Ok, now lets fast forward to today. Unfortunately, I am in the midst of another tank crash due to my efforts to eradicate dinoflagellates. I am going to classify this crash as one due mostly to bad luck. Anyway, a few months ago I noticed the dreaded dinos in my tank and I decided to dose some hydrogen peroxide to eliminate the buggers. At first it seemed to work but after a while I realized the problem was not going away. My next step was to do a three day blackout in conjunction with hydrogen peroxide dosing, a combination that eradicated the dinos for a number of weeks. But they persevered ūüôĀ

 

Dinoflagellates

 

Next up was raising the pH with kalkwasser. Well, the dinos just laughed this one off and kept spreading, while the kalkwasser seized up my pumps. I just couldn’t win.

 

I also tried to lower my nutrients by using GFO aggressively and skimming heavily. More frequent water changes were tried as well but the dinos seemed to get worse (there is a theory that dinos feed on trace elements replenished during water changes). Nonetheless, my SPS were stressed out from all these different treatments as well as the dinos covering their polyps. It was apparent to me I would lose them if things didn’t change soon so I tried some riskier approaches.

 

Riskier Remedies

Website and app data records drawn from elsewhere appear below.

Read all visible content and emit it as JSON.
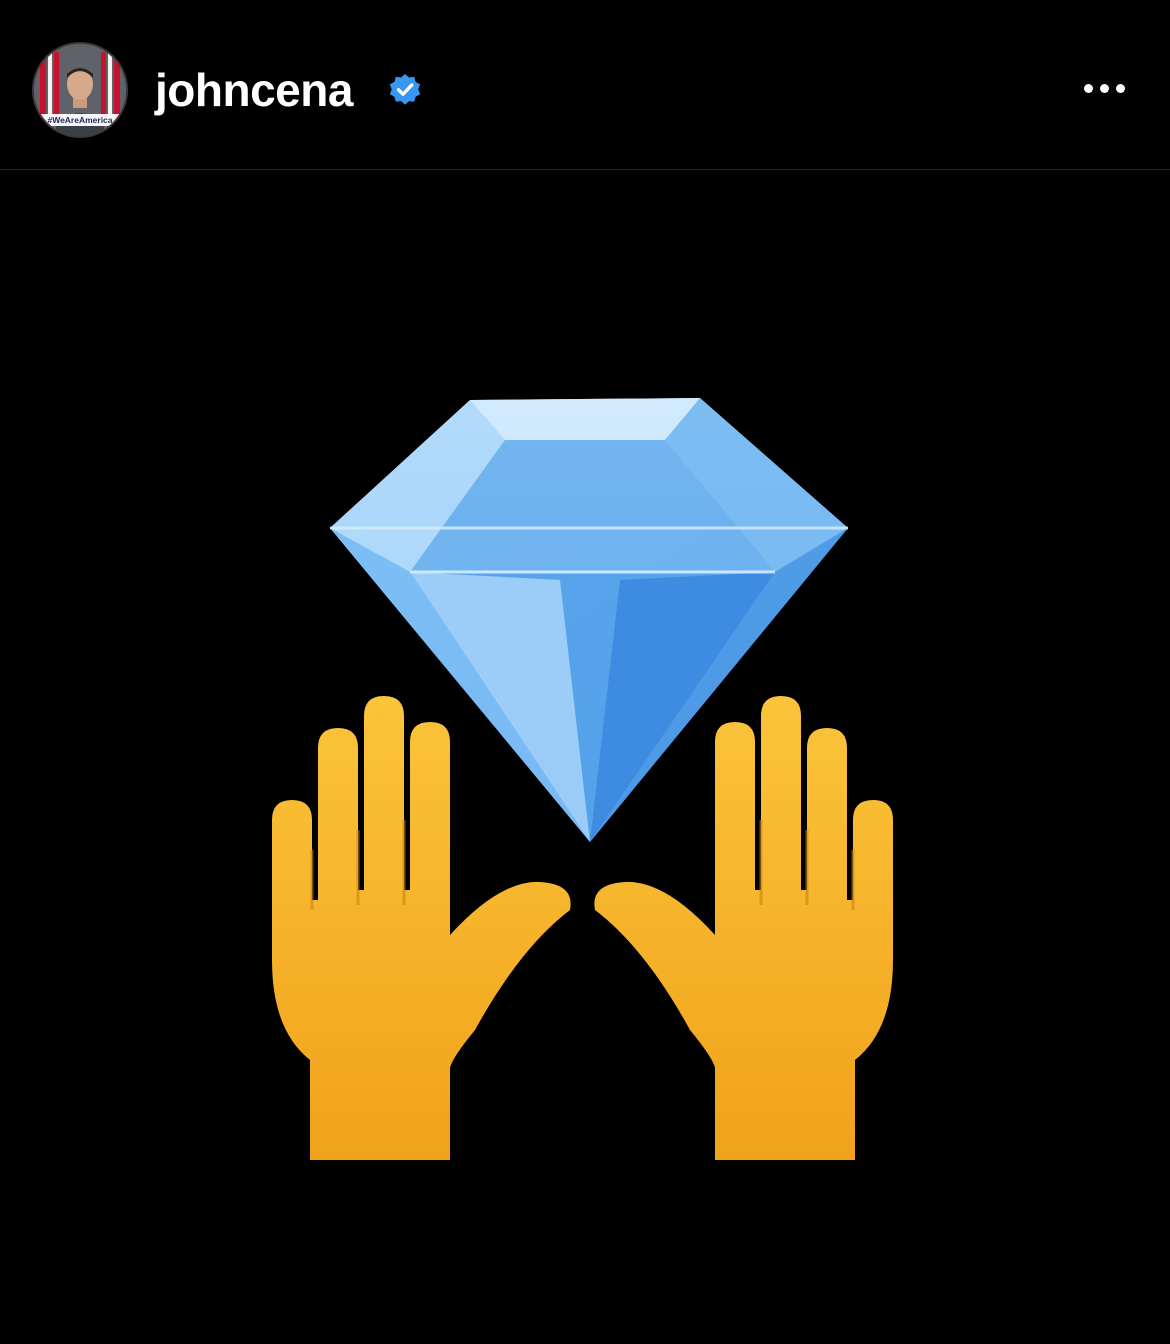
{
  "post": {
    "username": "johncena",
    "verified": true,
    "avatar": {
      "icon": "profile-photo",
      "badge_text": "#WeAreAmerica"
    },
    "more_icon": "more-horizontal-icon",
    "image": {
      "content": [
        "gem-stone-emoji",
        "raising-hands-emoji"
      ]
    }
  },
  "colors": {
    "background": "#000000",
    "verified_badge": "#3897f0",
    "diamond": "#6fb6f2",
    "hands": "#f7b52a"
  }
}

I decided to use Vibrant Liquid Aquarium Cleaner, which is a bacteria additive meant to consume problematic algae substances such as dinoflagellates. I hesitated before using Vibrant since I was adding additional bacteria to my tank and had no insight into how it would effect my current bacteria bed. But I was desperate so I gave it a shot since I figured I had nothing to lose. After dosing for a couple of weeks the dinos did recede and eventually disappeared (at least to the naked eye), but the tank was overrun by a really bad case of cyanobacteria.

 

Cyanobacteria

 

For a couple of weeks I tried everything in the book to rid the tank of cyano, relying on natural methods such as siphoning, nutrient control, more flow, etc, but to no avail. I reluctantly used ChemiClean to knock it out and it did work, although the dinos eventually resurfaced. Oh boy, what a vicious circle!

 

What to do now? Well, I heard some reef keepers had success using Seachem Metroplex, which apparently kept the dinoflagellates from reproducing. Despite these claims there was no real concrete scientific evidence this was true and that Metroplex was reef safe.  But I was desperate so I gave it a shot. Unfortunately, after dosing Metroplex my dinos kept spreading and I soon started to lose a lot of SPS.


Sometimes a Reboot is Necessary

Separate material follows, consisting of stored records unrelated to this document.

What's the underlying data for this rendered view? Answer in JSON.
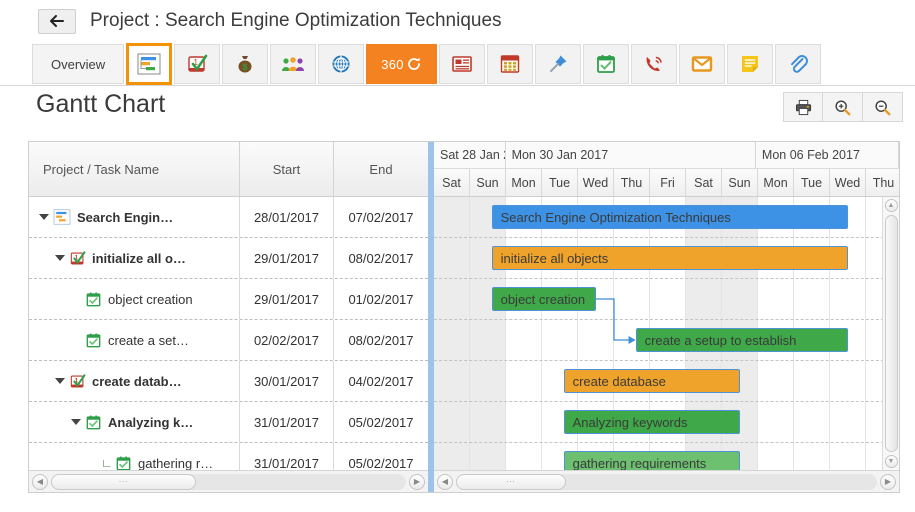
{
  "header": {
    "back_icon": "arrow-left-icon",
    "title": "Project : Search Engine Optimization Techniques"
  },
  "tabs": [
    {
      "label": "Overview",
      "name": "tab-overview",
      "type": "text",
      "active": false
    },
    {
      "label": "",
      "name": "tab-gantt-chart",
      "type": "icon",
      "icon": "gantt-chart-icon",
      "active": true
    },
    {
      "label": "",
      "name": "tab-tasks",
      "type": "icon",
      "icon": "task-checklist-icon",
      "active": false
    },
    {
      "label": "",
      "name": "tab-budget",
      "type": "icon",
      "icon": "money-bag-icon",
      "active": false
    },
    {
      "label": "",
      "name": "tab-team",
      "type": "icon",
      "icon": "team-people-icon",
      "active": false
    },
    {
      "label": "",
      "name": "tab-globe",
      "type": "icon",
      "icon": "globe-icon",
      "active": false
    },
    {
      "label": "360",
      "name": "tab-360-view",
      "type": "orange",
      "icon": "refresh-circle-icon",
      "active": false
    },
    {
      "label": "",
      "name": "tab-news",
      "type": "icon",
      "icon": "newspaper-icon",
      "active": false
    },
    {
      "label": "",
      "name": "tab-calendar",
      "type": "icon",
      "icon": "calendar-icon",
      "active": false
    },
    {
      "label": "",
      "name": "tab-pinned",
      "type": "icon",
      "icon": "pushpin-icon",
      "active": false
    },
    {
      "label": "",
      "name": "tab-milestones",
      "type": "icon",
      "icon": "calendar-check-icon",
      "active": false
    },
    {
      "label": "",
      "name": "tab-calls",
      "type": "icon",
      "icon": "phone-icon",
      "active": false
    },
    {
      "label": "",
      "name": "tab-mail",
      "type": "icon",
      "icon": "envelope-icon",
      "active": false
    },
    {
      "label": "",
      "name": "tab-notes",
      "type": "icon",
      "icon": "note-icon",
      "active": false
    },
    {
      "label": "",
      "name": "tab-attachments",
      "type": "icon",
      "icon": "paperclip-icon",
      "active": false
    }
  ],
  "page": {
    "title": "Gantt Chart",
    "actions": [
      {
        "name": "print-button",
        "icon": "printer-icon"
      },
      {
        "name": "zoom-in-button",
        "icon": "zoom-in-icon"
      },
      {
        "name": "zoom-out-button",
        "icon": "zoom-out-icon"
      }
    ]
  },
  "grid": {
    "columns": [
      "Project / Task Name",
      "Start",
      "End"
    ],
    "rows": [
      {
        "name": "Search Engin…",
        "full_name": "Search Engine Optimization Techniques",
        "start": "28/01/2017",
        "end": "07/02/2017",
        "indent": 0,
        "expanded": true,
        "bold": true,
        "icon": "gantt-chart-icon"
      },
      {
        "name": "initialize all o…",
        "full_name": "initialize all objects",
        "start": "29/01/2017",
        "end": "08/02/2017",
        "indent": 1,
        "expanded": true,
        "bold": true,
        "icon": "task-checklist-icon"
      },
      {
        "name": "object creation",
        "full_name": "object creation",
        "start": "29/01/2017",
        "end": "01/02/2017",
        "indent": 2,
        "expanded": null,
        "bold": false,
        "icon": "calendar-check-icon"
      },
      {
        "name": "create a set…",
        "full_name": "create a setup to establish",
        "start": "02/02/2017",
        "end": "08/02/2017",
        "indent": 2,
        "expanded": null,
        "bold": false,
        "icon": "calendar-check-icon"
      },
      {
        "name": "create datab…",
        "full_name": "create database",
        "start": "30/01/2017",
        "end": "04/02/2017",
        "indent": 1,
        "expanded": true,
        "bold": true,
        "icon": "task-checklist-icon"
      },
      {
        "name": "Analyzing k…",
        "full_name": "Analyzing keywords",
        "start": "31/01/2017",
        "end": "05/02/2017",
        "indent": 2,
        "expanded": true,
        "bold": true,
        "icon": "calendar-check-icon"
      },
      {
        "name": "gathering r…",
        "full_name": "gathering requirements",
        "start": "31/01/2017",
        "end": "05/02/2017",
        "indent": 3,
        "expanded": null,
        "bold": false,
        "icon": "calendar-check-icon",
        "child_marker": true
      }
    ]
  },
  "chart_data": {
    "type": "gantt",
    "title": "Gantt Chart",
    "weeks": [
      {
        "label": "Sat 28 Jan 2",
        "days": 2
      },
      {
        "label": "Mon 30 Jan 2017",
        "days": 7
      },
      {
        "label": "Mon 06 Feb 2017",
        "days": 4
      }
    ],
    "days": [
      "Sat",
      "Sun",
      "Mon",
      "Tue",
      "Wed",
      "Thu",
      "Fri",
      "Sat",
      "Sun",
      "Mon",
      "Tue",
      "Wed",
      "Thu"
    ],
    "weekend_indices": [
      0,
      1,
      7,
      8
    ],
    "day_width": 36,
    "tasks": [
      {
        "label": "Search Engine Optimization Techniques",
        "start_day": 1.6,
        "span_days": 9.9,
        "color": "#3d92e5",
        "border": "#4f93d6"
      },
      {
        "label": "initialize all objects",
        "start_day": 1.6,
        "span_days": 9.9,
        "color": "#f0a32a",
        "border": "#4f93d6"
      },
      {
        "label": "object creation",
        "start_day": 1.6,
        "span_days": 2.9,
        "color": "#3fa848",
        "border": "#4f93d6"
      },
      {
        "label": "create a setup to establish",
        "start_day": 5.6,
        "span_days": 5.9,
        "color": "#3fa848",
        "border": "#4f93d6"
      },
      {
        "label": "create database",
        "start_day": 3.6,
        "span_days": 4.9,
        "color": "#f0a32a",
        "border": "#4f93d6"
      },
      {
        "label": "Analyzing keywords",
        "start_day": 3.6,
        "span_days": 4.9,
        "color": "#3fa848",
        "border": "#4f93d6"
      },
      {
        "label": "gathering requirements",
        "start_day": 3.6,
        "span_days": 4.9,
        "color": "#6cc070",
        "border": "#4f93d6"
      }
    ],
    "dependencies": [
      {
        "from_task": 2,
        "to_task": 3,
        "type": "finish-to-start",
        "color": "#3d8ed8"
      }
    ]
  },
  "scrollbars": {
    "grid_h": {
      "name": "grid-horizontal-scrollbar",
      "thumb_left": 0,
      "thumb_width": 145,
      "grip": "⋯"
    },
    "timeline_h": {
      "name": "timeline-horizontal-scrollbar",
      "thumb_left": 0,
      "thumb_width": 110,
      "grip": "⋯"
    },
    "timeline_v": {
      "name": "timeline-vertical-scrollbar"
    },
    "left_arrow": "◀",
    "right_arrow": "▶",
    "up_arrow": "▲",
    "down_arrow": "▼"
  }
}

My last ditch effort was to go with the ‚Äúdirty‚ÄĚ method and add a lot of pods to the tank and to also raise nutrients. The theory here is that pods will help to consume dinos while additional nutrients will spur on algae growth, supposedly¬†a plus¬†since the algae would outcompete the dinos by consuming nutrients taken in by the dinos. In theory it sounds good but in my case it didn’t work.

 

As I surveyed my tank it was obvious to me it was time to start over since my corals had taken a lot of abuse from all of the different treatments. I have encountered a lot of problems during my twenty plus years keeping reef tanks, including Acro Eating Flatworms (AEFW), bryposis, diatoms and bacteria blooms, but re-boots are sometimes the best path and in this instance it made the most sense.

 

 

I am actually excited about starting over again. I get jazzed when I start up a new tank so I will use this as an opportunity to try some new things and learn from this bad experience. Resiliency is very important when it comes to reef keeping! I have some theories on how I can turn things around with the next version of this tank so I hope you will follow along during my rebuild.

 

 

If you are looking for additional insights and information, please explore my many other reef tank and SPS related articles¬†as well as my book,¬†A ReefBum’s Guide To Keeping an SPS Reef Tank: A Blueprint For Success. And you can see all of my reef tank videos online now as well as my¬†Live HD Webcam.

 

Happy reef keeping!